In an interview with Newsweek, Brandon Garrett, a professor at the University of Virginia School of Law, questions the actions of the Department of Justice.

“It is very troubling when prosecutors announce blockbuster fines that are tax-deductible and potentially misleading to the public in terms of what the bottom line punishment actually is to the company,” Garrett says. “DOJ has never given a good explanation for why it has allowed tax-deductible settlements in those cases.”

Newsweek found a possible motive for raising civil settlement payments. The Justice Department's Working Capital Fund receives up to three percent of total settlements and can use it to improve the efficiencies of the department.

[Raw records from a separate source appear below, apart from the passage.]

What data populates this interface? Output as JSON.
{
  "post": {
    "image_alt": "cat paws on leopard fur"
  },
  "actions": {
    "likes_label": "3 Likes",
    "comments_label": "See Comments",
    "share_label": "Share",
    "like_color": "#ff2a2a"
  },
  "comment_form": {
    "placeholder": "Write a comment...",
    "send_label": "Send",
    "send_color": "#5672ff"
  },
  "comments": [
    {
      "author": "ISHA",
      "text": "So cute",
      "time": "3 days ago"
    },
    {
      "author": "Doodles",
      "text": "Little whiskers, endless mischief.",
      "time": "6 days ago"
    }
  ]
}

Sen. Elizabeth Warren has had a lot to say about regulating big banks for the common good.

“When government agencies reach settlements with companies that break the law, they should disclose the terms of those deals to the public,” she says.

Hearing about another big bank bailout or tax deduction doesn't sound like justice. Yet, the Department of Justice continues to allow Wall Street banks to find loopholes to not pay their fair share.

Source: Newsweek, Justice Department / Photo Credit: Telegraph